*** Material to process ***
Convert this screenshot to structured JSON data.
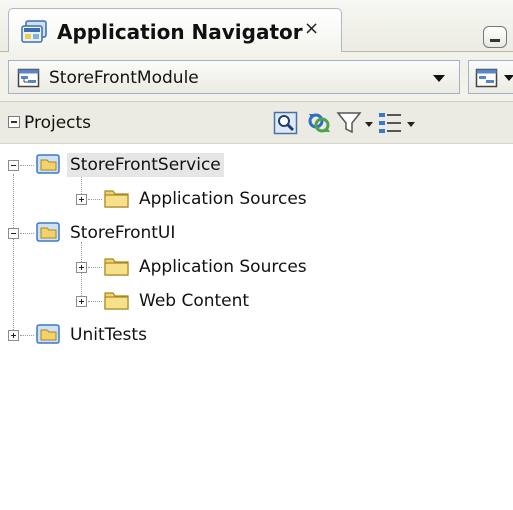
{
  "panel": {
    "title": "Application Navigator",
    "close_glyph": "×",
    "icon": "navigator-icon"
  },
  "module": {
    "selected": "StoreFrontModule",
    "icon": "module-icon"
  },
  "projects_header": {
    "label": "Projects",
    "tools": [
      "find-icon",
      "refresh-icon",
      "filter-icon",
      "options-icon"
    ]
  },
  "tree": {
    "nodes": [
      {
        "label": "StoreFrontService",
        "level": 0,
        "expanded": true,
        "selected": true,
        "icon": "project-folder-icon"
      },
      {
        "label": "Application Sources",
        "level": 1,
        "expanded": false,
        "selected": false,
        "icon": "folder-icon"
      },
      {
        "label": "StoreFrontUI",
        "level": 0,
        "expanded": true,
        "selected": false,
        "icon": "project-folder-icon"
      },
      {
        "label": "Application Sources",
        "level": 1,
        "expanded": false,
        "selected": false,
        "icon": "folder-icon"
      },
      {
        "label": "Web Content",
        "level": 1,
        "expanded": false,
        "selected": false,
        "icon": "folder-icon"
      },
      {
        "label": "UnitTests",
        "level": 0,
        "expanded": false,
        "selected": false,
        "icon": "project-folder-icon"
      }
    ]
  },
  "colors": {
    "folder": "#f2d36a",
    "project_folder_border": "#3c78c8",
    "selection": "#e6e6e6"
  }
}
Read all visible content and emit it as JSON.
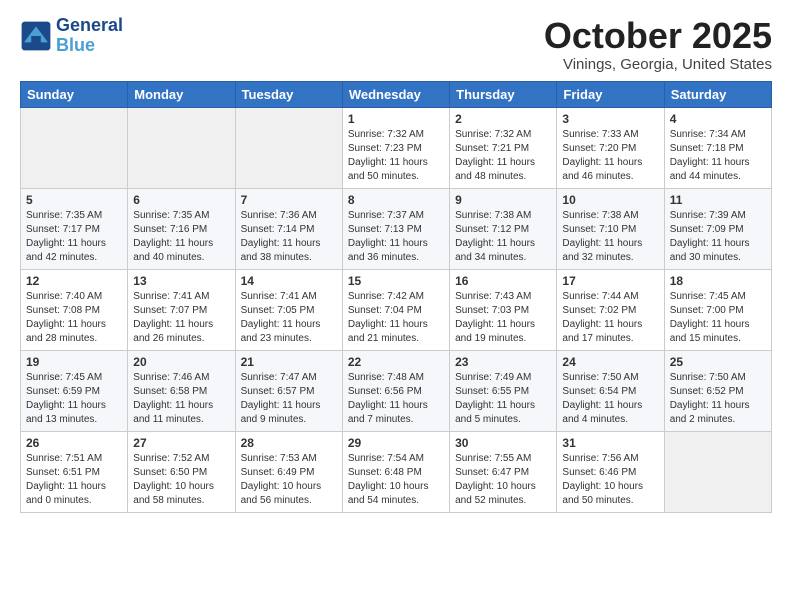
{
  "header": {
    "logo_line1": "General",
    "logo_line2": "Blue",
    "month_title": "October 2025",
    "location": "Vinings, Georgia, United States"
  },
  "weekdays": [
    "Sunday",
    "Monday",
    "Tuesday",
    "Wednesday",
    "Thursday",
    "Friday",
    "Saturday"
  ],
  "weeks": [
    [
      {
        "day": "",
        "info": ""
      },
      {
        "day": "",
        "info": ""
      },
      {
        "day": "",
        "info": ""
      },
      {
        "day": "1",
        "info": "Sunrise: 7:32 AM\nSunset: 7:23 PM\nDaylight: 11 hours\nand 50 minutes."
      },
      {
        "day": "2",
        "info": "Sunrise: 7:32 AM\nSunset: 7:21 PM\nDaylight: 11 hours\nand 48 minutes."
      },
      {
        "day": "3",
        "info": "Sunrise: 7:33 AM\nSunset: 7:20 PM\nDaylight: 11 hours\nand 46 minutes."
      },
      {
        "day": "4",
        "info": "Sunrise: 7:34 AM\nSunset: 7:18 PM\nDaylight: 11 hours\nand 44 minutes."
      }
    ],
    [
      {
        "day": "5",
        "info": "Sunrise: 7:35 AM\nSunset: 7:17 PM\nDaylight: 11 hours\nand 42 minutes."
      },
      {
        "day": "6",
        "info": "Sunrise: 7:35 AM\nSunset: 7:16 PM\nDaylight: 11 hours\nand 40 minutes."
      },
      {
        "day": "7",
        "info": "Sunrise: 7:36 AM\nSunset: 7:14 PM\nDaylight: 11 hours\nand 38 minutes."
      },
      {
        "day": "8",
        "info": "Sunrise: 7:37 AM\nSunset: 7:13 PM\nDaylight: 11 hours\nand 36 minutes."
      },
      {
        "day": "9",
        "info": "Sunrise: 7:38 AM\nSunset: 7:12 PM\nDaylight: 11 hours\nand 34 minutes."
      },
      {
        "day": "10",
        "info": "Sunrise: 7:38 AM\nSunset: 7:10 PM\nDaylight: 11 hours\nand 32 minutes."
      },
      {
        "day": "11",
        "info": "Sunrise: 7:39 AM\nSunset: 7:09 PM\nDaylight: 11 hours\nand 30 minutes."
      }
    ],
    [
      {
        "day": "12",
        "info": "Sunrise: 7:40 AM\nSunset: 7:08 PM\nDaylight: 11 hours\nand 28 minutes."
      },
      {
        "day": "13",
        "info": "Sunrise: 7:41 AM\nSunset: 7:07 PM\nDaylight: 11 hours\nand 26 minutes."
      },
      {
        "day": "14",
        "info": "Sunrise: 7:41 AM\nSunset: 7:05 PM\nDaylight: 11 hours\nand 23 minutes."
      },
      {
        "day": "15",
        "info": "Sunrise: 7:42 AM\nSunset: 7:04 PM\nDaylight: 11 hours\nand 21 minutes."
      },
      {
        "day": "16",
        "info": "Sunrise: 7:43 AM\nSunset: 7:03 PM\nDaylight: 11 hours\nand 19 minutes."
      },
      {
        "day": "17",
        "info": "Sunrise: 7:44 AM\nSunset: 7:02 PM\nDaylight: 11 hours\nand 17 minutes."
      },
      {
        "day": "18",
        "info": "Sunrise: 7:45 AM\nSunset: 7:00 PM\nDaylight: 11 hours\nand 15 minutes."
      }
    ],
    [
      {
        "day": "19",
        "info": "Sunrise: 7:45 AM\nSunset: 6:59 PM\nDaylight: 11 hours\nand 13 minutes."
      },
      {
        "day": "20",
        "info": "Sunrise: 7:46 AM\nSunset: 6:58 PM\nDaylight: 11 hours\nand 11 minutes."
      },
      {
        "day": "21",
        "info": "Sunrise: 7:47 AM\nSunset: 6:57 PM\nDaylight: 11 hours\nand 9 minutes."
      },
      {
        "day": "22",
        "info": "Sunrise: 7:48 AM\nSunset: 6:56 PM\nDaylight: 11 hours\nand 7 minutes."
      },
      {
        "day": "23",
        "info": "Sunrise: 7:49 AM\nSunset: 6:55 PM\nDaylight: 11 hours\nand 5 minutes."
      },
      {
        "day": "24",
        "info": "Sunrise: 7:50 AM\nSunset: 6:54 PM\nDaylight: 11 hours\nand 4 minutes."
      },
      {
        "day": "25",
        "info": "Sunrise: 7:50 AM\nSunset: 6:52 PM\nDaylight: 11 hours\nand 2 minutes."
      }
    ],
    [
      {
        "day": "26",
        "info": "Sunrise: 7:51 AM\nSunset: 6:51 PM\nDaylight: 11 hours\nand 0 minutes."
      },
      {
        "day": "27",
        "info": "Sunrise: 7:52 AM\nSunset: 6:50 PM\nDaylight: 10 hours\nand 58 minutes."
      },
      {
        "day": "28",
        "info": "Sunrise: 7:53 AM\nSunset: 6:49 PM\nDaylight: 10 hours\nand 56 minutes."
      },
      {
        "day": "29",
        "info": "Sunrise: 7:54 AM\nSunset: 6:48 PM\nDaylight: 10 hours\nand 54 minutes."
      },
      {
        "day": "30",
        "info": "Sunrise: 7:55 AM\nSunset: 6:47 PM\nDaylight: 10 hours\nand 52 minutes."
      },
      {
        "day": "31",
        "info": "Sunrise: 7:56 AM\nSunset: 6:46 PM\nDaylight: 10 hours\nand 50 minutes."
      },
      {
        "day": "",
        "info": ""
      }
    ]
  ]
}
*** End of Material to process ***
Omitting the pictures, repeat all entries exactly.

**Output**:
Convert this screenshot to structured JSON data.
{
  "panel": {
    "title": "Application Navigator",
    "close_glyph": "×",
    "icon": "navigator-icon"
  },
  "module": {
    "selected": "StoreFrontModule",
    "icon": "module-icon"
  },
  "projects_header": {
    "label": "Projects",
    "tools": [
      "find-icon",
      "refresh-icon",
      "filter-icon",
      "options-icon"
    ]
  },
  "tree": {
    "nodes": [
      {
        "label": "StoreFrontService",
        "level": 0,
        "expanded": true,
        "selected": true,
        "icon": "project-folder-icon"
      },
      {
        "label": "Application Sources",
        "level": 1,
        "expanded": false,
        "selected": false,
        "icon": "folder-icon"
      },
      {
        "label": "StoreFrontUI",
        "level": 0,
        "expanded": true,
        "selected": false,
        "icon": "project-folder-icon"
      },
      {
        "label": "Application Sources",
        "level": 1,
        "expanded": false,
        "selected": false,
        "icon": "folder-icon"
      },
      {
        "label": "Web Content",
        "level": 1,
        "expanded": false,
        "selected": false,
        "icon": "folder-icon"
      },
      {
        "label": "UnitTests",
        "level": 0,
        "expanded": false,
        "selected": false,
        "icon": "project-folder-icon"
      }
    ]
  },
  "colors": {
    "folder": "#f2d36a",
    "project_folder_border": "#3c78c8",
    "selection": "#e6e6e6"
  }
}
Read all visible content and emit it as JSON.
{
  "header": {
    "logo_line1": "General",
    "logo_line2": "Blue",
    "month_title": "October 2025",
    "location": "Vinings, Georgia, United States"
  },
  "weekdays": [
    "Sunday",
    "Monday",
    "Tuesday",
    "Wednesday",
    "Thursday",
    "Friday",
    "Saturday"
  ],
  "weeks": [
    [
      {
        "day": "",
        "info": ""
      },
      {
        "day": "",
        "info": ""
      },
      {
        "day": "",
        "info": ""
      },
      {
        "day": "1",
        "info": "Sunrise: 7:32 AM\nSunset: 7:23 PM\nDaylight: 11 hours\nand 50 minutes."
      },
      {
        "day": "2",
        "info": "Sunrise: 7:32 AM\nSunset: 7:21 PM\nDaylight: 11 hours\nand 48 minutes."
      },
      {
        "day": "3",
        "info": "Sunrise: 7:33 AM\nSunset: 7:20 PM\nDaylight: 11 hours\nand 46 minutes."
      },
      {
        "day": "4",
        "info": "Sunrise: 7:34 AM\nSunset: 7:18 PM\nDaylight: 11 hours\nand 44 minutes."
      }
    ],
    [
      {
        "day": "5",
        "info": "Sunrise: 7:35 AM\nSunset: 7:17 PM\nDaylight: 11 hours\nand 42 minutes."
      },
      {
        "day": "6",
        "info": "Sunrise: 7:35 AM\nSunset: 7:16 PM\nDaylight: 11 hours\nand 40 minutes."
      },
      {
        "day": "7",
        "info": "Sunrise: 7:36 AM\nSunset: 7:14 PM\nDaylight: 11 hours\nand 38 minutes."
      },
      {
        "day": "8",
        "info": "Sunrise: 7:37 AM\nSunset: 7:13 PM\nDaylight: 11 hours\nand 36 minutes."
      },
      {
        "day": "9",
        "info": "Sunrise: 7:38 AM\nSunset: 7:12 PM\nDaylight: 11 hours\nand 34 minutes."
      },
      {
        "day": "10",
        "info": "Sunrise: 7:38 AM\nSunset: 7:10 PM\nDaylight: 11 hours\nand 32 minutes."
      },
      {
        "day": "11",
        "info": "Sunrise: 7:39 AM\nSunset: 7:09 PM\nDaylight: 11 hours\nand 30 minutes."
      }
    ],
    [
      {
        "day": "12",
        "info": "Sunrise: 7:40 AM\nSunset: 7:08 PM\nDaylight: 11 hours\nand 28 minutes."
      },
      {
        "day": "13",
        "info": "Sunrise: 7:41 AM\nSunset: 7:07 PM\nDaylight: 11 hours\nand 26 minutes."
      },
      {
        "day": "14",
        "info": "Sunrise: 7:41 AM\nSunset: 7:05 PM\nDaylight: 11 hours\nand 23 minutes."
      },
      {
        "day": "15",
        "info": "Sunrise: 7:42 AM\nSunset: 7:04 PM\nDaylight: 11 hours\nand 21 minutes."
      },
      {
        "day": "16",
        "info": "Sunrise: 7:43 AM\nSunset: 7:03 PM\nDaylight: 11 hours\nand 19 minutes."
      },
      {
        "day": "17",
        "info": "Sunrise: 7:44 AM\nSunset: 7:02 PM\nDaylight: 11 hours\nand 17 minutes."
      },
      {
        "day": "18",
        "info": "Sunrise: 7:45 AM\nSunset: 7:00 PM\nDaylight: 11 hours\nand 15 minutes."
      }
    ],
    [
      {
        "day": "19",
        "info": "Sunrise: 7:45 AM\nSunset: 6:59 PM\nDaylight: 11 hours\nand 13 minutes."
      },
      {
        "day": "20",
        "info": "Sunrise: 7:46 AM\nSunset: 6:58 PM\nDaylight: 11 hours\nand 11 minutes."
      },
      {
        "day": "21",
        "info": "Sunrise: 7:47 AM\nSunset: 6:57 PM\nDaylight: 11 hours\nand 9 minutes."
      },
      {
        "day": "22",
        "info": "Sunrise: 7:48 AM\nSunset: 6:56 PM\nDaylight: 11 hours\nand 7 minutes."
      },
      {
        "day": "23",
        "info": "Sunrise: 7:49 AM\nSunset: 6:55 PM\nDaylight: 11 hours\nand 5 minutes."
      },
      {
        "day": "24",
        "info": "Sunrise: 7:50 AM\nSunset: 6:54 PM\nDaylight: 11 hours\nand 4 minutes."
      },
      {
        "day": "25",
        "info": "Sunrise: 7:50 AM\nSunset: 6:52 PM\nDaylight: 11 hours\nand 2 minutes."
      }
    ],
    [
      {
        "day": "26",
        "info": "Sunrise: 7:51 AM\nSunset: 6:51 PM\nDaylight: 11 hours\nand 0 minutes."
      },
      {
        "day": "27",
        "info": "Sunrise: 7:52 AM\nSunset: 6:50 PM\nDaylight: 10 hours\nand 58 minutes."
      },
      {
        "day": "28",
        "info": "Sunrise: 7:53 AM\nSunset: 6:49 PM\nDaylight: 10 hours\nand 56 minutes."
      },
      {
        "day": "29",
        "info": "Sunrise: 7:54 AM\nSunset: 6:48 PM\nDaylight: 10 hours\nand 54 minutes."
      },
      {
        "day": "30",
        "info": "Sunrise: 7:55 AM\nSunset: 6:47 PM\nDaylight: 10 hours\nand 52 minutes."
      },
      {
        "day": "31",
        "info": "Sunrise: 7:56 AM\nSunset: 6:46 PM\nDaylight: 10 hours\nand 50 minutes."
      },
      {
        "day": "",
        "info": ""
      }
    ]
  ]
}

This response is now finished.